Problem requirements:
Find every line of the records that has "icon" and return it.

Records for this task:
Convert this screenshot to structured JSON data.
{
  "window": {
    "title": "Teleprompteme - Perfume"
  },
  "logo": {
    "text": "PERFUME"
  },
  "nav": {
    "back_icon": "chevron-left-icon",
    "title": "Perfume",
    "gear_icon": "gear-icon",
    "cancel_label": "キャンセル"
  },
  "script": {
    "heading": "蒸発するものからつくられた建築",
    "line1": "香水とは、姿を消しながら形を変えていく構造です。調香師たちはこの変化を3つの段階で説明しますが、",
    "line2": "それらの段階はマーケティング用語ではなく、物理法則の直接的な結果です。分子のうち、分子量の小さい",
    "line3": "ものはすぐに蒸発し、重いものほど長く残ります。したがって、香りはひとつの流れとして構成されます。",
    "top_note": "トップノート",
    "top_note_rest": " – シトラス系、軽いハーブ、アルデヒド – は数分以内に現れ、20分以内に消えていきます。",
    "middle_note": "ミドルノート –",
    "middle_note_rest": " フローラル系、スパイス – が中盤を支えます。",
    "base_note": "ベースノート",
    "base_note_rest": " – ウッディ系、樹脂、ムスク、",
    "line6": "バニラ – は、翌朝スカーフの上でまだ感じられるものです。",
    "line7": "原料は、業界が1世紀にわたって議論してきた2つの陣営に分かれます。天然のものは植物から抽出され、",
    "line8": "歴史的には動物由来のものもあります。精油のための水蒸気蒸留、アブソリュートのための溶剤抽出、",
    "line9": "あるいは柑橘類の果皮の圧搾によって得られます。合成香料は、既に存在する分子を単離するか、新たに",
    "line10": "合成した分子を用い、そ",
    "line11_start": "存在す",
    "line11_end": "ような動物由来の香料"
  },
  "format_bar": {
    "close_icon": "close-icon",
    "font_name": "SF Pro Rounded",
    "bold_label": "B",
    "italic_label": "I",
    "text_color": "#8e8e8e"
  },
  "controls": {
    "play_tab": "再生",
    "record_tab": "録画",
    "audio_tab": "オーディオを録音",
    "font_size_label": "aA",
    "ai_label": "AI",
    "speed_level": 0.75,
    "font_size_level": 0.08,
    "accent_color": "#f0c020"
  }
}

Response for this exercise:
    "back_icon": "chevron-left-icon",
    "gear_icon": "gear-icon",
    "close_icon": "close-icon",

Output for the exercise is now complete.